- **BRIEF**: Copy the entries that appear below in full, leaving out any picture among them.

- **DATA IN THIS EXERCISE**:
= Beginning of Section =
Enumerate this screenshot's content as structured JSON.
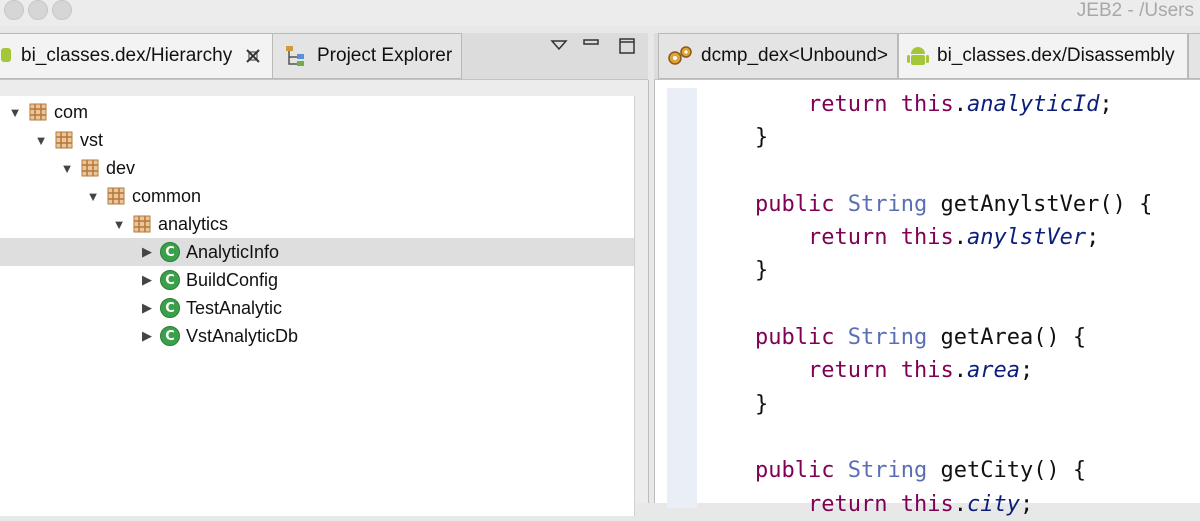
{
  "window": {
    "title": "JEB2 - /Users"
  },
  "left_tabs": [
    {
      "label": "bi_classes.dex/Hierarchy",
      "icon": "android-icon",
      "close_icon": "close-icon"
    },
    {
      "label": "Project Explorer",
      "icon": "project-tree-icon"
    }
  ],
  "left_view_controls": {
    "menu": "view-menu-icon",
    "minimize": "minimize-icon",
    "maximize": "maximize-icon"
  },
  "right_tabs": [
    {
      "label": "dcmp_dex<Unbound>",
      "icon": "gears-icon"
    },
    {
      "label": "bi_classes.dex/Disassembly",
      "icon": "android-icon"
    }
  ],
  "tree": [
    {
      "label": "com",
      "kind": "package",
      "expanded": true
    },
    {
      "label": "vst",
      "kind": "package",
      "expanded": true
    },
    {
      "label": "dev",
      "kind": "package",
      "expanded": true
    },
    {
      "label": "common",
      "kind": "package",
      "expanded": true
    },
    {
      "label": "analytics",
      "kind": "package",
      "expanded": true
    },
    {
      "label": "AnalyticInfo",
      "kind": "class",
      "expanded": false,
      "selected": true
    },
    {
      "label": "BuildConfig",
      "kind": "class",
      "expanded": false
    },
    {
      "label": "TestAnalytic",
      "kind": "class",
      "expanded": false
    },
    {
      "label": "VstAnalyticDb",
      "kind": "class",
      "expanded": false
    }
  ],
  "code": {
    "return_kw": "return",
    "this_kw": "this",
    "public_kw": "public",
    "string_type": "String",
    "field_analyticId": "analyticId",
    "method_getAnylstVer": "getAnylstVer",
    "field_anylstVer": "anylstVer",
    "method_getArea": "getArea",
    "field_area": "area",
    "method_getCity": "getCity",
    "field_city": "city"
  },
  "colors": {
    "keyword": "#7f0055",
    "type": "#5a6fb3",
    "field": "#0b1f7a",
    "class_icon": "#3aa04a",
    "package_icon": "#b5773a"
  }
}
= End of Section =
- **WRITTEN ANSWER**:
Enumerate this screenshot's content as structured JSON.
{
  "window": {
    "title": "JEB2 - /Users"
  },
  "left_tabs": [
    {
      "label": "bi_classes.dex/Hierarchy",
      "icon": "android-icon",
      "close_icon": "close-icon"
    },
    {
      "label": "Project Explorer",
      "icon": "project-tree-icon"
    }
  ],
  "left_view_controls": {
    "menu": "view-menu-icon",
    "minimize": "minimize-icon",
    "maximize": "maximize-icon"
  },
  "right_tabs": [
    {
      "label": "dcmp_dex<Unbound>",
      "icon": "gears-icon"
    },
    {
      "label": "bi_classes.dex/Disassembly",
      "icon": "android-icon"
    }
  ],
  "tree": [
    {
      "label": "com",
      "kind": "package",
      "expanded": true
    },
    {
      "label": "vst",
      "kind": "package",
      "expanded": true
    },
    {
      "label": "dev",
      "kind": "package",
      "expanded": true
    },
    {
      "label": "common",
      "kind": "package",
      "expanded": true
    },
    {
      "label": "analytics",
      "kind": "package",
      "expanded": true
    },
    {
      "label": "AnalyticInfo",
      "kind": "class",
      "expanded": false,
      "selected": true
    },
    {
      "label": "BuildConfig",
      "kind": "class",
      "expanded": false
    },
    {
      "label": "TestAnalytic",
      "kind": "class",
      "expanded": false
    },
    {
      "label": "VstAnalyticDb",
      "kind": "class",
      "expanded": false
    }
  ],
  "code": {
    "return_kw": "return",
    "this_kw": "this",
    "public_kw": "public",
    "string_type": "String",
    "field_analyticId": "analyticId",
    "method_getAnylstVer": "getAnylstVer",
    "field_anylstVer": "anylstVer",
    "method_getArea": "getArea",
    "field_area": "area",
    "method_getCity": "getCity",
    "field_city": "city"
  },
  "colors": {
    "keyword": "#7f0055",
    "type": "#5a6fb3",
    "field": "#0b1f7a",
    "class_icon": "#3aa04a",
    "package_icon": "#b5773a"
  }
}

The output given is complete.